Records to use:
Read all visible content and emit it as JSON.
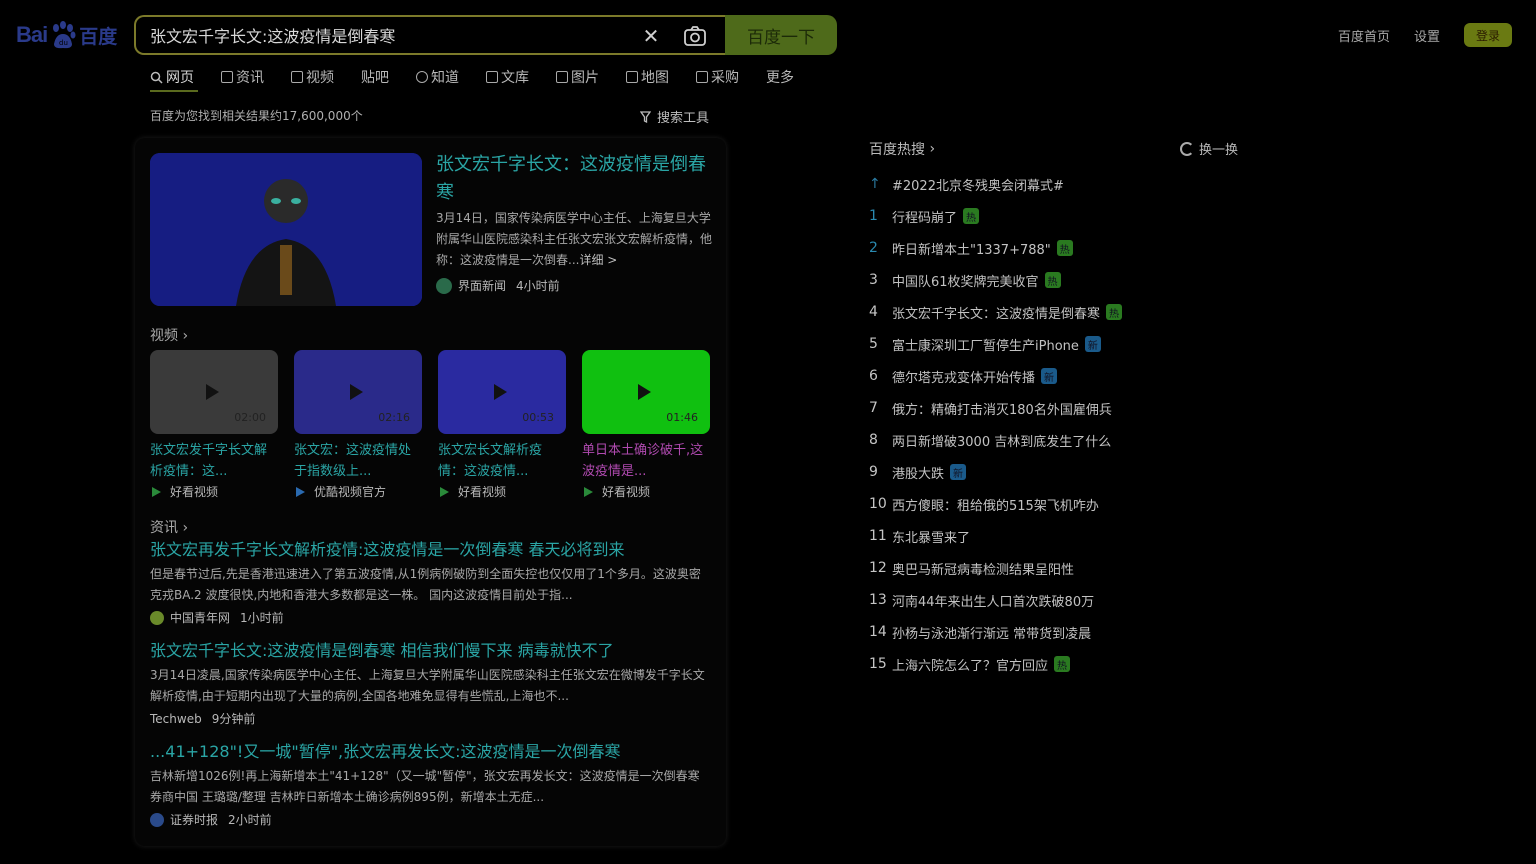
{
  "logo": {
    "left": "Bai",
    "right": "百度"
  },
  "search": {
    "query": "张文宏千字长文:这波疫情是倒春寒",
    "button": "百度一下"
  },
  "topnav": {
    "home": "百度首页",
    "settings": "设置",
    "login": "登录"
  },
  "tabs": [
    "网页",
    "资讯",
    "视频",
    "贴吧",
    "知道",
    "文库",
    "图片",
    "地图",
    "采购",
    "更多"
  ],
  "result_count": "百度为您找到相关结果约17,600,000个",
  "search_tools": "搜索工具",
  "featured": {
    "title": "张文宏千字长文：这波疫情是倒春寒",
    "desc": "3月14日，国家传染病医学中心主任、上海复旦大学附属华山医院感染科主任张文宏张文宏解析疫情，他称：这波疫情是一次倒春...",
    "more": "详细 >",
    "source": "界面新闻",
    "time": "4小时前"
  },
  "videos_label": "视频",
  "videos": [
    {
      "title": "张文宏发千字长文解析疫情：这...",
      "duration": "02:00",
      "source": "好看视频",
      "bg": "#3a3a3a"
    },
    {
      "title": "张文宏：这波疫情处于指数级上...",
      "duration": "02:16",
      "source": "优酷视频官方",
      "bg": "#2a2a8a"
    },
    {
      "title": "张文宏长文解析疫情：这波疫情...",
      "duration": "00:53",
      "source": "好看视频",
      "bg": "#2a2aa0"
    },
    {
      "title": "单日本土确诊破千,这波疫情是...",
      "duration": "01:46",
      "source": "好看视频",
      "bg": "#10c010"
    }
  ],
  "news_label": "资讯",
  "news": [
    {
      "title": "张文宏再发千字长文解析疫情:这波疫情是一次倒春寒 春天必将到来",
      "desc": "但是春节过后,先是香港迅速进入了第五波疫情,从1例病例破防到全面失控也仅仅用了1个多月。这波奥密克戎BA.2 波度很快,内地和香港大多数都是这一株。 国内这波疫情目前处于指...",
      "source": "中国青年网",
      "time": "1小时前"
    },
    {
      "title": "张文宏千字长文:这波疫情是倒春寒 相信我们慢下来 病毒就快不了",
      "desc": "3月14日凌晨,国家传染病医学中心主任、上海复旦大学附属华山医院感染科主任张文宏在微博发千字长文解析疫情,由于短期内出现了大量的病例,全国各地难免显得有些慌乱,上海也不...",
      "source": "Techweb",
      "time": "9分钟前"
    },
    {
      "title": "...41+128\"!又一城\"暂停\",张文宏再发长文:这波疫情是一次倒春寒",
      "desc": "吉林新增1026例!再上海新增本土\"41+128\"（又一城\"暂停\"，张文宏再发长文：这波疫情是一次倒春寒 券商中国 王璐璐/整理 吉林昨日新增本土确诊病例895例，新增本土无症...",
      "source": "证券时报",
      "time": "2小时前"
    }
  ],
  "hot": {
    "title": "百度热搜",
    "refresh": "换一换",
    "items": [
      {
        "rank": "↑",
        "text": "#2022北京冬残奥会闭幕式#",
        "badge": ""
      },
      {
        "rank": "1",
        "text": "行程码崩了",
        "badge": "热"
      },
      {
        "rank": "2",
        "text": "昨日新增本土\"1337+788\"",
        "badge": "热"
      },
      {
        "rank": "3",
        "text": "中国队61枚奖牌完美收官",
        "badge": "热"
      },
      {
        "rank": "4",
        "text": "张文宏千字长文：这波疫情是倒春寒",
        "badge": "热"
      },
      {
        "rank": "5",
        "text": "富士康深圳工厂暂停生产iPhone",
        "badge": "新"
      },
      {
        "rank": "6",
        "text": "德尔塔克戎变体开始传播",
        "badge": "新"
      },
      {
        "rank": "7",
        "text": "俄方：精确打击消灭180名外国雇佣兵",
        "badge": ""
      },
      {
        "rank": "8",
        "text": "两日新增破3000 吉林到底发生了什么",
        "badge": ""
      },
      {
        "rank": "9",
        "text": "港股大跌",
        "badge": "新"
      },
      {
        "rank": "10",
        "text": "西方傻眼：租给俄的515架飞机咋办",
        "badge": ""
      },
      {
        "rank": "11",
        "text": "东北暴雪来了",
        "badge": ""
      },
      {
        "rank": "12",
        "text": "奥巴马新冠病毒检测结果呈阳性",
        "badge": ""
      },
      {
        "rank": "13",
        "text": "河南44年来出生人口首次跌破80万",
        "badge": ""
      },
      {
        "rank": "14",
        "text": "孙杨与泳池渐行渐远 常带货到凌晨",
        "badge": ""
      },
      {
        "rank": "15",
        "text": "上海六院怎么了？官方回应",
        "badge": "热"
      }
    ]
  }
}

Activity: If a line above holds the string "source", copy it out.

Answer to the problem:
    "source": "界面新闻",
      "source": "好看视频",
      "source": "优酷视频官方",
      "source": "好看视频",
      "source": "好看视频",
      "source": "中国青年网",
      "source": "Techweb",
      "source": "证券时报",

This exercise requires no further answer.